[[ Supplied data open ]]

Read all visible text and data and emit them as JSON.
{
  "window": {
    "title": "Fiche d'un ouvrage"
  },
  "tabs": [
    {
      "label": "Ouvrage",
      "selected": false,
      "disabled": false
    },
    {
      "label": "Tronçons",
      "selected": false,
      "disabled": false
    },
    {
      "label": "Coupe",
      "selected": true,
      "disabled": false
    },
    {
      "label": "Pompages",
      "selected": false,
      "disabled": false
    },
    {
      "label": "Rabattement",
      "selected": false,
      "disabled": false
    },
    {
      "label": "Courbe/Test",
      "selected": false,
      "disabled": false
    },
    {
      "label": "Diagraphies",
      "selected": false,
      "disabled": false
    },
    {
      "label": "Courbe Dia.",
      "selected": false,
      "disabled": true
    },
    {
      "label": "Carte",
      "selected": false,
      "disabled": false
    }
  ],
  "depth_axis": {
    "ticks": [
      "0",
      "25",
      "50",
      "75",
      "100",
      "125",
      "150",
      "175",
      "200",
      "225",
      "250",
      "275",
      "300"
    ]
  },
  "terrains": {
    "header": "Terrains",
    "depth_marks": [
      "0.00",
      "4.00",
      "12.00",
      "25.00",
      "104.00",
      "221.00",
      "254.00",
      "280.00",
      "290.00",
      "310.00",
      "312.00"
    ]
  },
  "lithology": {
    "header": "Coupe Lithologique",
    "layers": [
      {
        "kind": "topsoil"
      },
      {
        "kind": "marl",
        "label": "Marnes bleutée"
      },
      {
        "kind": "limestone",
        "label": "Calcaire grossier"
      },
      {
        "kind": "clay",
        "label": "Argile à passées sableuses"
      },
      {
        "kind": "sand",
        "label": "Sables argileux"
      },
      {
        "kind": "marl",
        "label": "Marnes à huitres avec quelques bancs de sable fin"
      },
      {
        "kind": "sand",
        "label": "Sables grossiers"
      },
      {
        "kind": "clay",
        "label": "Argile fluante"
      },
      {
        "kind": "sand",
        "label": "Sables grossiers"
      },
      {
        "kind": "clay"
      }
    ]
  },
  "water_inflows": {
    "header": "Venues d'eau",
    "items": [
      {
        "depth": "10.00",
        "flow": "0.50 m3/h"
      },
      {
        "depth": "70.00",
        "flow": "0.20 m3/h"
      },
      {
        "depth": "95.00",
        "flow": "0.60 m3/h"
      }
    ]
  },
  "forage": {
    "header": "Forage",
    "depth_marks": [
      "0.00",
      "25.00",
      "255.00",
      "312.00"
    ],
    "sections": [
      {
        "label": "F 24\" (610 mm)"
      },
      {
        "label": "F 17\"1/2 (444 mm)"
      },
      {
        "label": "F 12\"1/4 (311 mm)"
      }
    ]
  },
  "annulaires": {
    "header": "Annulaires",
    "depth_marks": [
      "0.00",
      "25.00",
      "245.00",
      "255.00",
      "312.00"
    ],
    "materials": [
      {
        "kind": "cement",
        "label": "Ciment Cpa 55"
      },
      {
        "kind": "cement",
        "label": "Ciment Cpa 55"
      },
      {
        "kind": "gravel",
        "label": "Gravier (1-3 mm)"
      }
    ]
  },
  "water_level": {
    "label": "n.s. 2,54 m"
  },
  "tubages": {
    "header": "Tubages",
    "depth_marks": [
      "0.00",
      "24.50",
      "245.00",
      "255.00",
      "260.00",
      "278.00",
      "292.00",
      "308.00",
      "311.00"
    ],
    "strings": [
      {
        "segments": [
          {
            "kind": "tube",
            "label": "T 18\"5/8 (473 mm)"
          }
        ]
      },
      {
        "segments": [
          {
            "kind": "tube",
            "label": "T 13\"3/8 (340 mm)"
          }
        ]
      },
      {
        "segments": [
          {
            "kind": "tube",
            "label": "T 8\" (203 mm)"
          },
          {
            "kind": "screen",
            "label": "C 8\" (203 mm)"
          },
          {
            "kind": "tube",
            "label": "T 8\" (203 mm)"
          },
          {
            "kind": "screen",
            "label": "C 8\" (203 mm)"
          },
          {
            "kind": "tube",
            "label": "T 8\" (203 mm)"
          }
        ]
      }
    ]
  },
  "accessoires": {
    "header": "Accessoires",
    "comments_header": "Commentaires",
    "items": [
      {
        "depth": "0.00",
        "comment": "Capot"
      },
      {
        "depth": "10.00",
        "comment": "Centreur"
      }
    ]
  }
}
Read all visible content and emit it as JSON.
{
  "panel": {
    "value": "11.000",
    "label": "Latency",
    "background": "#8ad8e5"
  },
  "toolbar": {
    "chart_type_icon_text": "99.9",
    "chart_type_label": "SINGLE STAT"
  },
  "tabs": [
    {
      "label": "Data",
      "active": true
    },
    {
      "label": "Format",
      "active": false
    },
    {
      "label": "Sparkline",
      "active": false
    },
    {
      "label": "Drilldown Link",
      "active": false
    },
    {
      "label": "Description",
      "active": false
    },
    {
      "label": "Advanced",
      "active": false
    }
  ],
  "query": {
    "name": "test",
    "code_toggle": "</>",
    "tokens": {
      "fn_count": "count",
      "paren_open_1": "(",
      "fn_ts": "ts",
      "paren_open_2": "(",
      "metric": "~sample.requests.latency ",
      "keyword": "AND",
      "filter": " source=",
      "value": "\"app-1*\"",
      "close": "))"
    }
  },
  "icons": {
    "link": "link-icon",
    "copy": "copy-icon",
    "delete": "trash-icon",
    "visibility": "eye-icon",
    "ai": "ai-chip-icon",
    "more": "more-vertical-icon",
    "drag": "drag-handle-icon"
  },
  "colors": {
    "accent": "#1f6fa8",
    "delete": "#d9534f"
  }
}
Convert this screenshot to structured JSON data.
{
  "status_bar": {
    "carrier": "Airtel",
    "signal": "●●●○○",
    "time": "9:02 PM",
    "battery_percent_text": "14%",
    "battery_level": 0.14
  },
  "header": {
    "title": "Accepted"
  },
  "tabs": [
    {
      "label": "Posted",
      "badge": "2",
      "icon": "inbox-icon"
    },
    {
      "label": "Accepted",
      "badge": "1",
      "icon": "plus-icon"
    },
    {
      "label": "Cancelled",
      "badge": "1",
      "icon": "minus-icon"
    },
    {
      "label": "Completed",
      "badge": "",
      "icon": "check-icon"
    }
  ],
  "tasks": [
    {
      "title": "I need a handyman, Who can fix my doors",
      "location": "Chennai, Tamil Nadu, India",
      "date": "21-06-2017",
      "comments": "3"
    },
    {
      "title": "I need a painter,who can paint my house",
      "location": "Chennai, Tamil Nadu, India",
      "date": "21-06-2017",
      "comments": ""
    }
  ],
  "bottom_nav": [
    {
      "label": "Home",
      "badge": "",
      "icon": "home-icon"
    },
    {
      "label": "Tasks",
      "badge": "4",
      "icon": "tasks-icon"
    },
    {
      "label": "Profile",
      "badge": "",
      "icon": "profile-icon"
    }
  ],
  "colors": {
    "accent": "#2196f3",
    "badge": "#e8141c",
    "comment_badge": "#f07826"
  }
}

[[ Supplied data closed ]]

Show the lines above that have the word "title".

    "title": "Fiche d'un ouvrage"
    "title": "Accepted"
      "title": "I need a handyman, Who can fix my doors",
      "title": "I need a painter,who can paint my house",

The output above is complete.